*** Data for processing ***
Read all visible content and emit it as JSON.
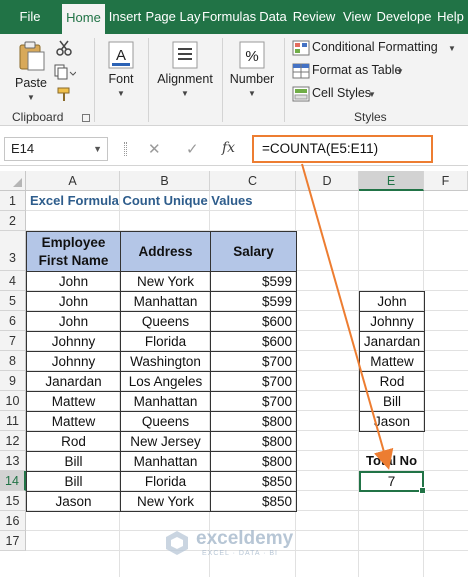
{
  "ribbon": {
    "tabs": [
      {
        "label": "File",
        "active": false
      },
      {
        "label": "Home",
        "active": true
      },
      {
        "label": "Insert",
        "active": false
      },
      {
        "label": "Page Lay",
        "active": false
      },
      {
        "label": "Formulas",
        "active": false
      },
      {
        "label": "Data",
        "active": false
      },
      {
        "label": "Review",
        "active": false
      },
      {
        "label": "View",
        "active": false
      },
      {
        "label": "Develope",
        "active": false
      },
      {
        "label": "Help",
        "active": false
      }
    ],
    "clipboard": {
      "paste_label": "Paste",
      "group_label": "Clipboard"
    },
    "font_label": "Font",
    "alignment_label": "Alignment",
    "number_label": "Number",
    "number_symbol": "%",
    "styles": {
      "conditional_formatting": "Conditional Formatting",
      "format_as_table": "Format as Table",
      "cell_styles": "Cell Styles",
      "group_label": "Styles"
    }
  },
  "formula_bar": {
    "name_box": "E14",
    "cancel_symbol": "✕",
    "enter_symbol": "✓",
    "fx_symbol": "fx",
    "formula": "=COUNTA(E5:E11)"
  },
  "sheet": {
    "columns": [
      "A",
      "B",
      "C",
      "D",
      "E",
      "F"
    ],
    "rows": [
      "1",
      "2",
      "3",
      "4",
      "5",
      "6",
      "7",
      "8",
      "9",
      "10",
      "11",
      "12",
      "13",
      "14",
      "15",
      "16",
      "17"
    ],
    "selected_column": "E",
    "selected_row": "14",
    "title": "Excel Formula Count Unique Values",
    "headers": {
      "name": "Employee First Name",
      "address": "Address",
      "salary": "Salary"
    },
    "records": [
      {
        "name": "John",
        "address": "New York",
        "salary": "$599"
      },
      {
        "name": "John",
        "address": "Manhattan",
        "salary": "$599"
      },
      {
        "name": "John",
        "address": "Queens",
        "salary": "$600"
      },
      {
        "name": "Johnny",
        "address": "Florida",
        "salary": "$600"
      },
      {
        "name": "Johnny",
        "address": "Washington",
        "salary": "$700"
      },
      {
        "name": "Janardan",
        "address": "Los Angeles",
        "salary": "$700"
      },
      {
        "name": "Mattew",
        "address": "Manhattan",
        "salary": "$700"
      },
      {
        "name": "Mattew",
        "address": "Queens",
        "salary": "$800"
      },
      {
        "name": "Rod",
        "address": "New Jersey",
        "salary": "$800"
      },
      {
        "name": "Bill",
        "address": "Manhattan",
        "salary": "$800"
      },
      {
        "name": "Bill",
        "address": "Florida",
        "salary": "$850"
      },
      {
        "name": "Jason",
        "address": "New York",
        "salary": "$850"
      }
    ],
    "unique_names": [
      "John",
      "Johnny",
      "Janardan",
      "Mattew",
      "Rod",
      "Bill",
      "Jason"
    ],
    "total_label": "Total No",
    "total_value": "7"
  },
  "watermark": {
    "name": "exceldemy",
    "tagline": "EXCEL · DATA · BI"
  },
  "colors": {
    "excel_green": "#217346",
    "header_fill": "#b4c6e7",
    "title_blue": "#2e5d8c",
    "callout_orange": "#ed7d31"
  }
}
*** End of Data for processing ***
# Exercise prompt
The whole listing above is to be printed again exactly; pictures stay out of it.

# Completed task
Read all visible content and emit it as JSON.
{
  "ribbon": {
    "tabs": [
      {
        "label": "File",
        "active": false
      },
      {
        "label": "Home",
        "active": true
      },
      {
        "label": "Insert",
        "active": false
      },
      {
        "label": "Page Lay",
        "active": false
      },
      {
        "label": "Formulas",
        "active": false
      },
      {
        "label": "Data",
        "active": false
      },
      {
        "label": "Review",
        "active": false
      },
      {
        "label": "View",
        "active": false
      },
      {
        "label": "Develope",
        "active": false
      },
      {
        "label": "Help",
        "active": false
      }
    ],
    "clipboard": {
      "paste_label": "Paste",
      "group_label": "Clipboard"
    },
    "font_label": "Font",
    "alignment_label": "Alignment",
    "number_label": "Number",
    "number_symbol": "%",
    "styles": {
      "conditional_formatting": "Conditional Formatting",
      "format_as_table": "Format as Table",
      "cell_styles": "Cell Styles",
      "group_label": "Styles"
    }
  },
  "formula_bar": {
    "name_box": "E14",
    "cancel_symbol": "✕",
    "enter_symbol": "✓",
    "fx_symbol": "fx",
    "formula": "=COUNTA(E5:E11)"
  },
  "sheet": {
    "columns": [
      "A",
      "B",
      "C",
      "D",
      "E",
      "F"
    ],
    "rows": [
      "1",
      "2",
      "3",
      "4",
      "5",
      "6",
      "7",
      "8",
      "9",
      "10",
      "11",
      "12",
      "13",
      "14",
      "15",
      "16",
      "17"
    ],
    "selected_column": "E",
    "selected_row": "14",
    "title": "Excel Formula Count Unique Values",
    "headers": {
      "name": "Employee First Name",
      "address": "Address",
      "salary": "Salary"
    },
    "records": [
      {
        "name": "John",
        "address": "New York",
        "salary": "$599"
      },
      {
        "name": "John",
        "address": "Manhattan",
        "salary": "$599"
      },
      {
        "name": "John",
        "address": "Queens",
        "salary": "$600"
      },
      {
        "name": "Johnny",
        "address": "Florida",
        "salary": "$600"
      },
      {
        "name": "Johnny",
        "address": "Washington",
        "salary": "$700"
      },
      {
        "name": "Janardan",
        "address": "Los Angeles",
        "salary": "$700"
      },
      {
        "name": "Mattew",
        "address": "Manhattan",
        "salary": "$700"
      },
      {
        "name": "Mattew",
        "address": "Queens",
        "salary": "$800"
      },
      {
        "name": "Rod",
        "address": "New Jersey",
        "salary": "$800"
      },
      {
        "name": "Bill",
        "address": "Manhattan",
        "salary": "$800"
      },
      {
        "name": "Bill",
        "address": "Florida",
        "salary": "$850"
      },
      {
        "name": "Jason",
        "address": "New York",
        "salary": "$850"
      }
    ],
    "unique_names": [
      "John",
      "Johnny",
      "Janardan",
      "Mattew",
      "Rod",
      "Bill",
      "Jason"
    ],
    "total_label": "Total No",
    "total_value": "7"
  },
  "watermark": {
    "name": "exceldemy",
    "tagline": "EXCEL · DATA · BI"
  },
  "colors": {
    "excel_green": "#217346",
    "header_fill": "#b4c6e7",
    "title_blue": "#2e5d8c",
    "callout_orange": "#ed7d31"
  }
}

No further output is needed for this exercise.